### [EXERCISE DETAILS]
Identify each line in the records below that contains the word "weather", and copy it.

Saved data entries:
# # # #

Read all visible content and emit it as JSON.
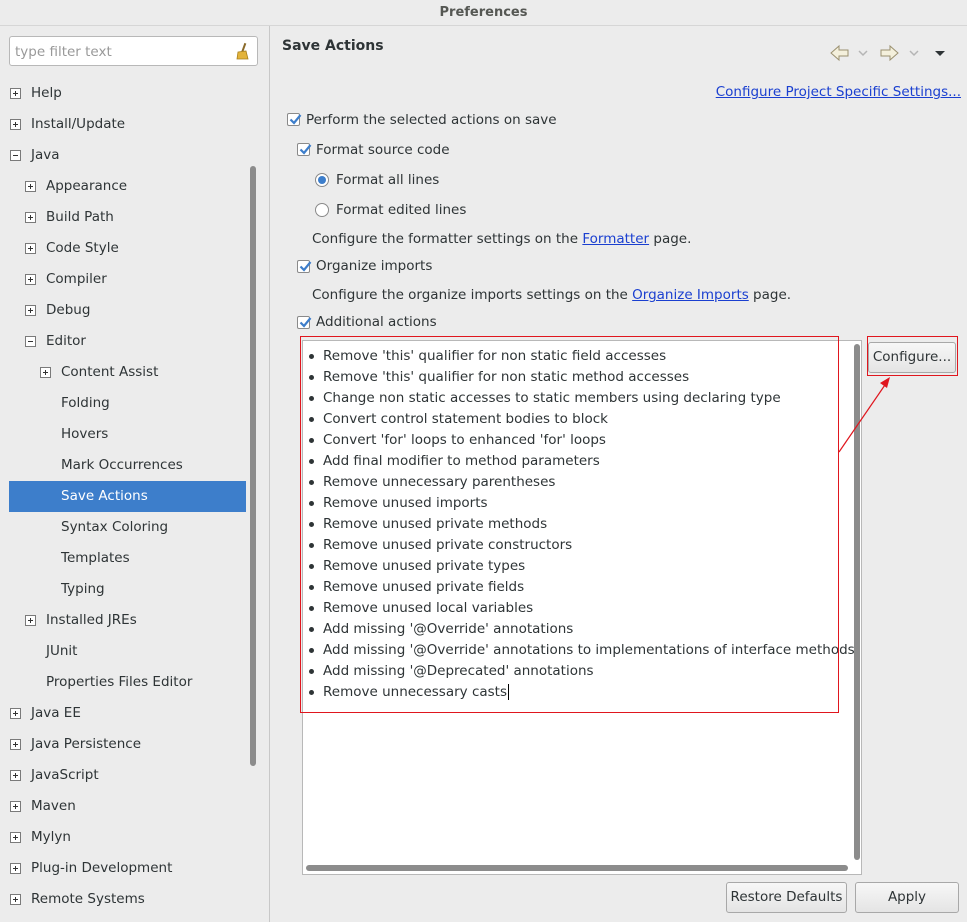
{
  "window": {
    "title": "Preferences"
  },
  "filter": {
    "placeholder": "type filter text"
  },
  "tree": [
    {
      "label": "Help",
      "level": 0,
      "expander": "plus"
    },
    {
      "label": "Install/Update",
      "level": 0,
      "expander": "plus"
    },
    {
      "label": "Java",
      "level": 0,
      "expander": "minus"
    },
    {
      "label": "Appearance",
      "level": 1,
      "expander": "plus"
    },
    {
      "label": "Build Path",
      "level": 1,
      "expander": "plus"
    },
    {
      "label": "Code Style",
      "level": 1,
      "expander": "plus"
    },
    {
      "label": "Compiler",
      "level": 1,
      "expander": "plus"
    },
    {
      "label": "Debug",
      "level": 1,
      "expander": "plus"
    },
    {
      "label": "Editor",
      "level": 1,
      "expander": "minus"
    },
    {
      "label": "Content Assist",
      "level": 2,
      "expander": "plus"
    },
    {
      "label": "Folding",
      "level": 2,
      "expander": "none"
    },
    {
      "label": "Hovers",
      "level": 2,
      "expander": "none"
    },
    {
      "label": "Mark Occurrences",
      "level": 2,
      "expander": "none"
    },
    {
      "label": "Save Actions",
      "level": 2,
      "expander": "none",
      "selected": true
    },
    {
      "label": "Syntax Coloring",
      "level": 2,
      "expander": "none"
    },
    {
      "label": "Templates",
      "level": 2,
      "expander": "none"
    },
    {
      "label": "Typing",
      "level": 2,
      "expander": "none"
    },
    {
      "label": "Installed JREs",
      "level": 1,
      "expander": "plus"
    },
    {
      "label": "JUnit",
      "level": 1,
      "expander": "none"
    },
    {
      "label": "Properties Files Editor",
      "level": 1,
      "expander": "none"
    },
    {
      "label": "Java EE",
      "level": 0,
      "expander": "plus"
    },
    {
      "label": "Java Persistence",
      "level": 0,
      "expander": "plus"
    },
    {
      "label": "JavaScript",
      "level": 0,
      "expander": "plus"
    },
    {
      "label": "Maven",
      "level": 0,
      "expander": "plus"
    },
    {
      "label": "Mylyn",
      "level": 0,
      "expander": "plus"
    },
    {
      "label": "Plug-in Development",
      "level": 0,
      "expander": "plus"
    },
    {
      "label": "Remote Systems",
      "level": 0,
      "expander": "plus"
    }
  ],
  "page": {
    "title": "Save Actions",
    "configure_project_link": "Configure Project Specific Settings...",
    "perform_on_save": {
      "label": "Perform the selected actions on save",
      "checked": true
    },
    "format_source": {
      "label": "Format source code",
      "checked": true
    },
    "format_all_lines": {
      "label": "Format all lines",
      "selected": true
    },
    "format_edited_lines": {
      "label": "Format edited lines",
      "selected": false
    },
    "formatter_hint": {
      "before": "Configure the formatter settings on the ",
      "link": "Formatter",
      "after": " page."
    },
    "organize_imports": {
      "label": "Organize imports",
      "checked": true
    },
    "organize_hint": {
      "before": "Configure the organize imports settings on the ",
      "link": "Organize Imports",
      "after": " page."
    },
    "additional_actions": {
      "label": "Additional actions",
      "checked": true
    },
    "actions": [
      "Remove 'this' qualifier for non static field accesses",
      "Remove 'this' qualifier for non static method accesses",
      "Change non static accesses to static members using declaring type",
      "Convert control statement bodies to block",
      "Convert 'for' loops to enhanced 'for' loops",
      "Add final modifier to method parameters",
      "Remove unnecessary parentheses",
      "Remove unused imports",
      "Remove unused private methods",
      "Remove unused private constructors",
      "Remove unused private types",
      "Remove unused private fields",
      "Remove unused local variables",
      "Add missing '@Override' annotations",
      "Add missing '@Override' annotations to implementations of interface methods",
      "Add missing '@Deprecated' annotations",
      "Remove unnecessary casts"
    ],
    "configure_button": "Configure...",
    "restore_defaults_button": "Restore Defaults",
    "apply_button": "Apply"
  },
  "colors": {
    "selection": "#3d7ecb",
    "link": "#1a3fd0",
    "annotation": "#e0161e"
  }
}
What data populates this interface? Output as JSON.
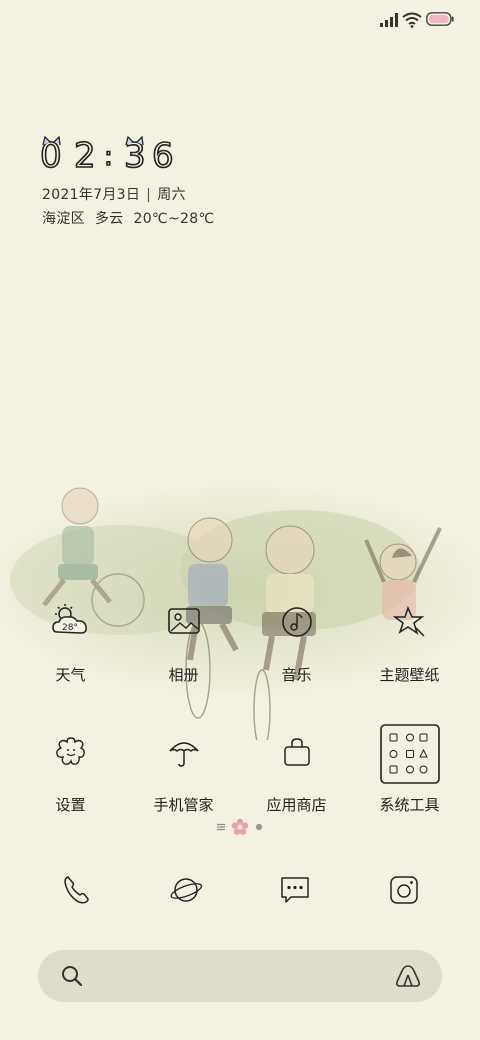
{
  "clock": {
    "digits": [
      "0",
      "2",
      ":",
      "3",
      "6"
    ]
  },
  "date": {
    "date_text": "2021年7月3日",
    "weekday": "周六"
  },
  "weather": {
    "district": "海淀区",
    "condition": "多云",
    "temp_range": "20℃~28℃"
  },
  "apps": [
    [
      {
        "name": "weather",
        "label": "天气",
        "icon": "weather-icon",
        "icon_text": "28°"
      },
      {
        "name": "gallery",
        "label": "相册",
        "icon": "gallery-icon"
      },
      {
        "name": "music",
        "label": "音乐",
        "icon": "music-icon"
      },
      {
        "name": "themes",
        "label": "主题壁纸",
        "icon": "theme-star-icon"
      }
    ],
    [
      {
        "name": "settings",
        "label": "设置",
        "icon": "settings-flower-icon"
      },
      {
        "name": "security",
        "label": "手机管家",
        "icon": "umbrella-icon"
      },
      {
        "name": "app-store",
        "label": "应用商店",
        "icon": "shopping-bag-icon"
      },
      {
        "name": "system-tools",
        "label": "系统工具",
        "icon": "folder-grid-icon"
      }
    ]
  ],
  "dock": [
    "phone-icon",
    "browser-planet-icon",
    "messages-icon",
    "camera-icon"
  ],
  "page_indicator": {
    "pages": 2,
    "current": 1
  },
  "colors": {
    "background": "#f3f1e1",
    "search_bg": "#dedcca",
    "accent_pink": "#e7a3a3",
    "battery_pink": "#f2b4c0"
  }
}
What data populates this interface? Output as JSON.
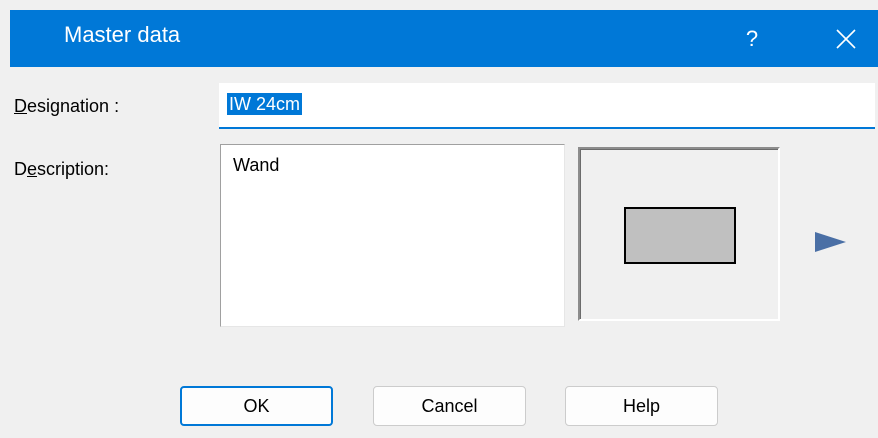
{
  "window": {
    "title": "Master data",
    "help_glyph": "?",
    "close_icon": "close-icon",
    "accent": "#0078d7"
  },
  "form": {
    "designation_label_prefix": "",
    "designation_label_hotkey": "D",
    "designation_label_rest": "esignation :",
    "designation_value": "IW 24cm",
    "description_label_prefix": "D",
    "description_label_hotkey": "e",
    "description_label_rest": "scription:",
    "description_value": "Wand"
  },
  "preview": {
    "expand_icon": "play-arrow-icon"
  },
  "buttons": {
    "ok": "OK",
    "cancel": "Cancel",
    "help": "Help"
  }
}
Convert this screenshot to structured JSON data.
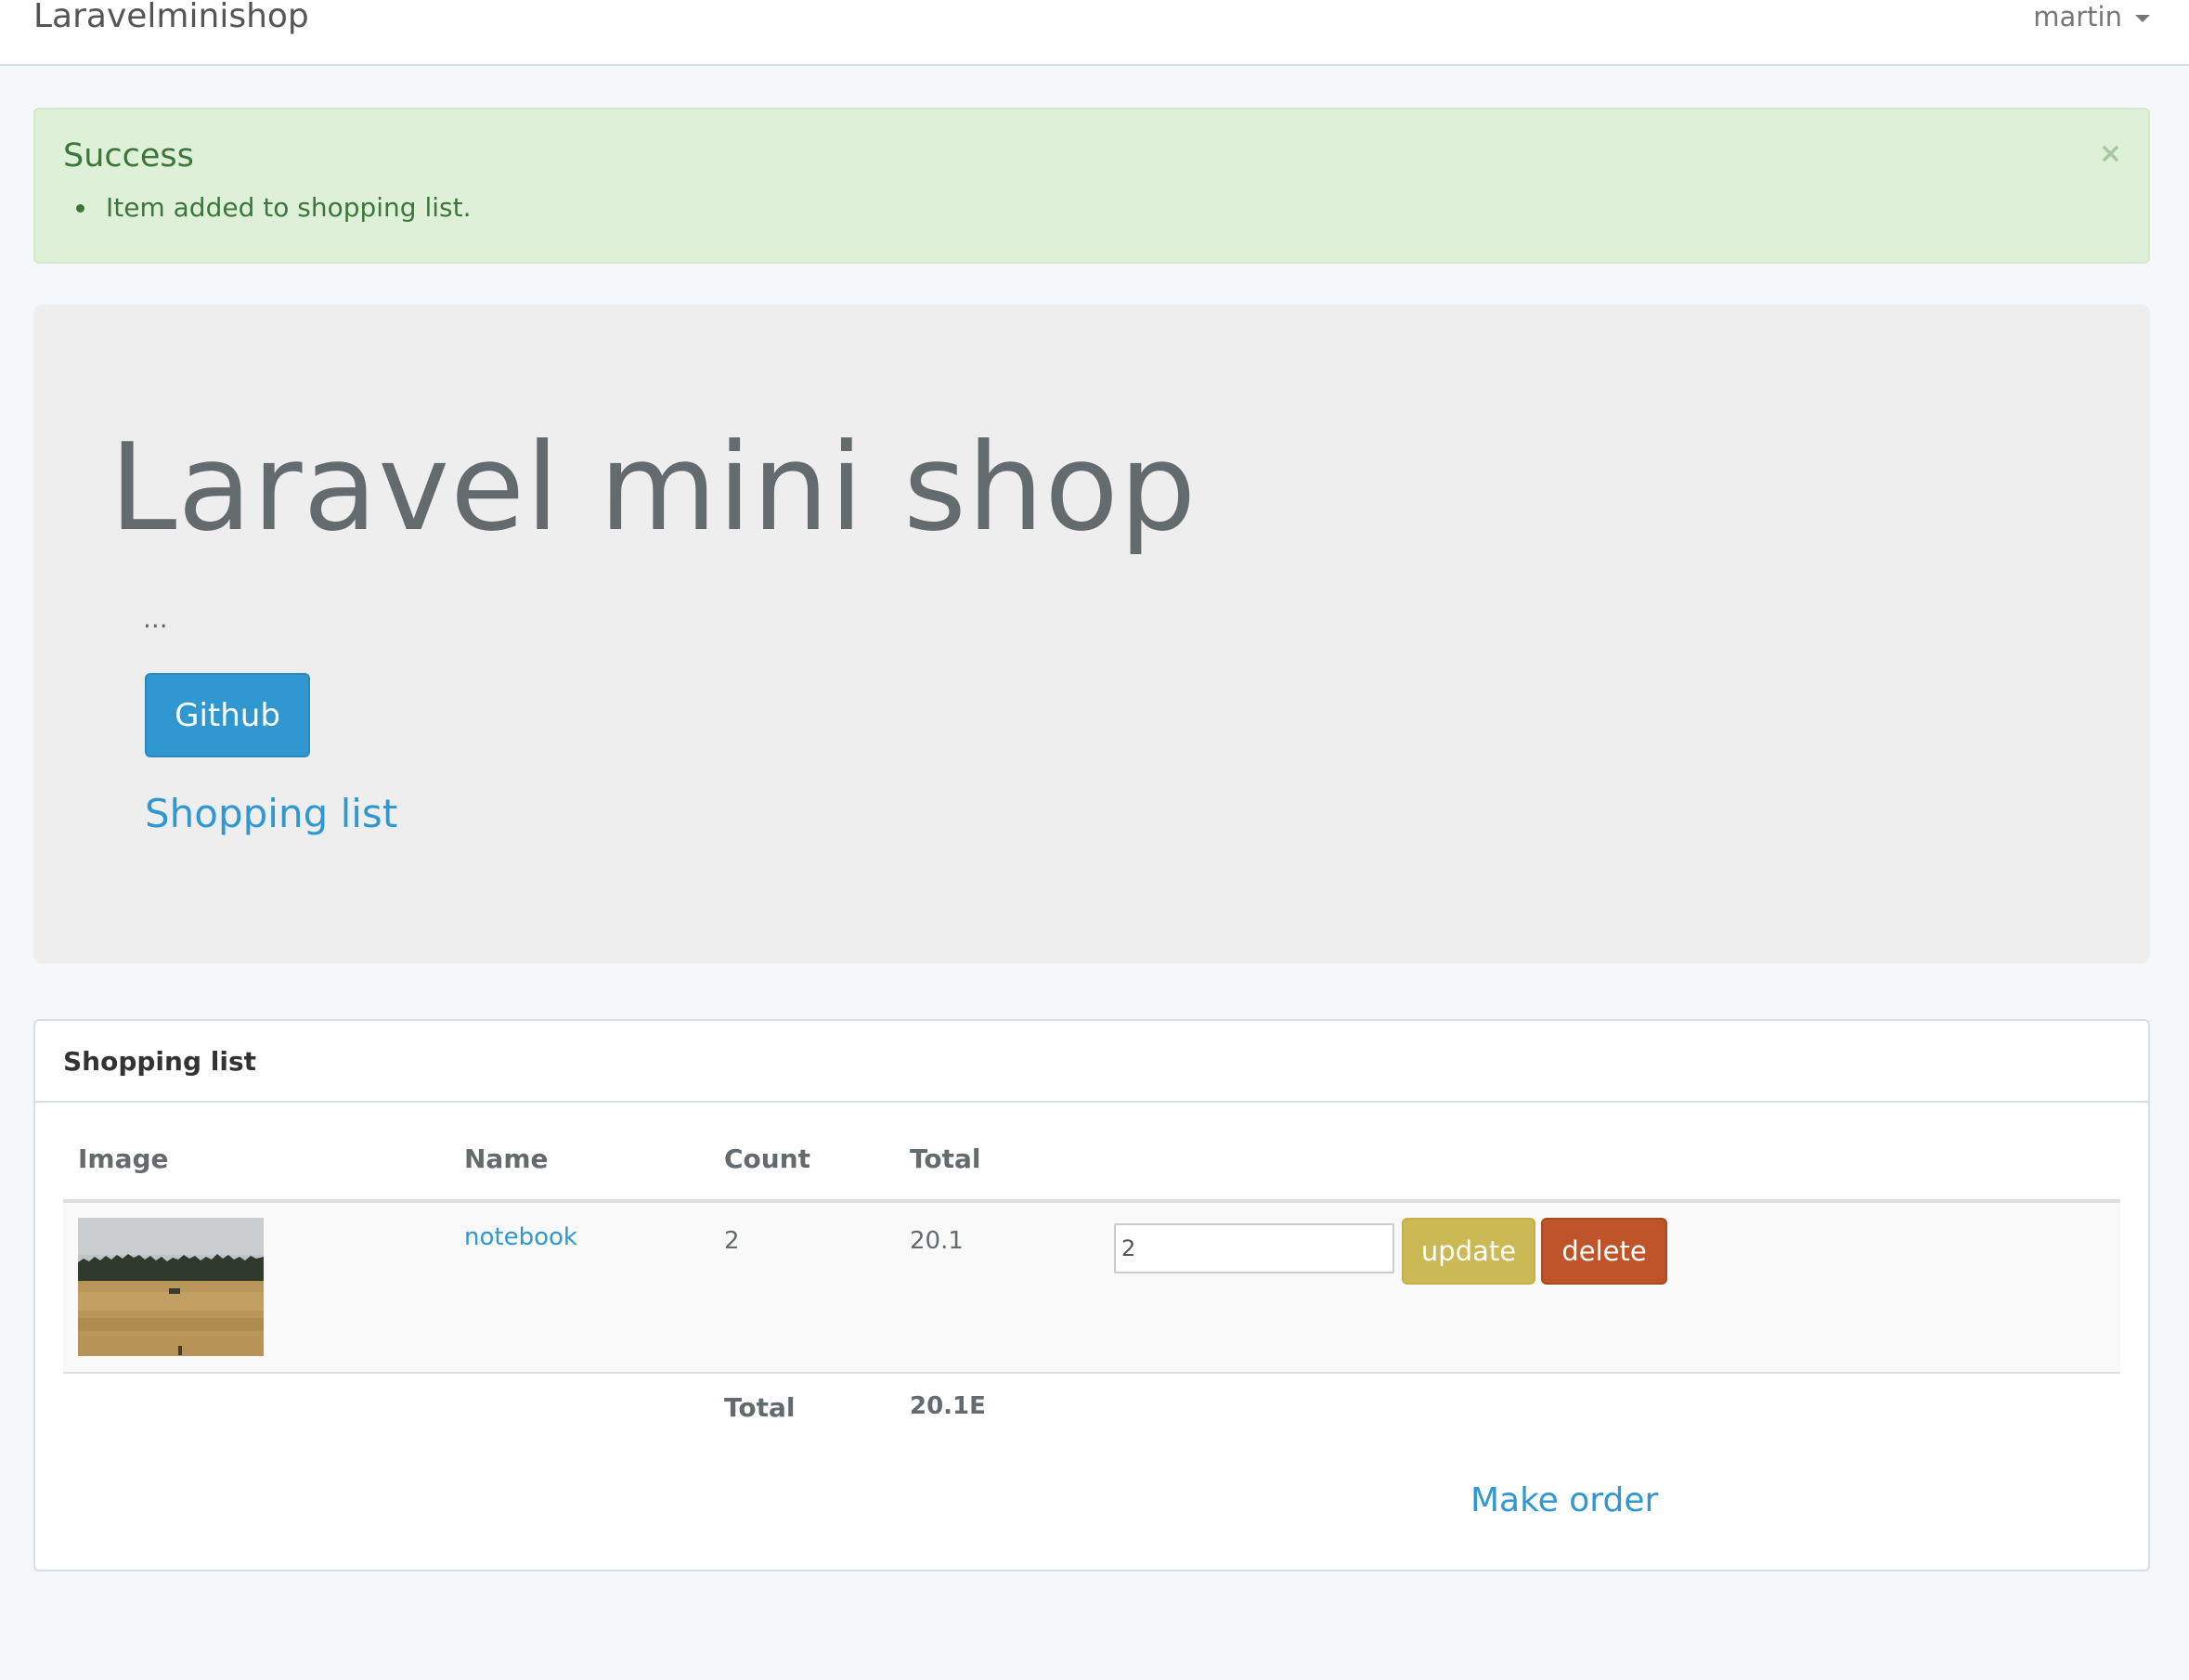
{
  "navbar": {
    "brand": "Laravelminishop",
    "user": "martin"
  },
  "alert": {
    "title": "Success",
    "messages": [
      "Item added to shopping list."
    ],
    "close": "×"
  },
  "jumbotron": {
    "title": "Laravel mini shop",
    "text": "...",
    "github_label": "Github",
    "shopping_link": "Shopping list"
  },
  "panel": {
    "heading": "Shopping list",
    "columns": [
      "Image",
      "Name",
      "Count",
      "Total"
    ],
    "items": [
      {
        "name": "notebook",
        "count": "2",
        "total": "20.1",
        "qty_value": "2",
        "update_label": "update",
        "delete_label": "delete"
      }
    ],
    "total_label": "Total",
    "total_value": "20.1E",
    "make_order": "Make order"
  },
  "colors": {
    "primary": "#3097d1",
    "warning": "#cbb956",
    "danger": "#bf5329",
    "success_bg": "#dff0d8"
  }
}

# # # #

### [EXERCISE ANSWER]
  "weather": {
        "name": "weather",
        "icon": "weather-icon",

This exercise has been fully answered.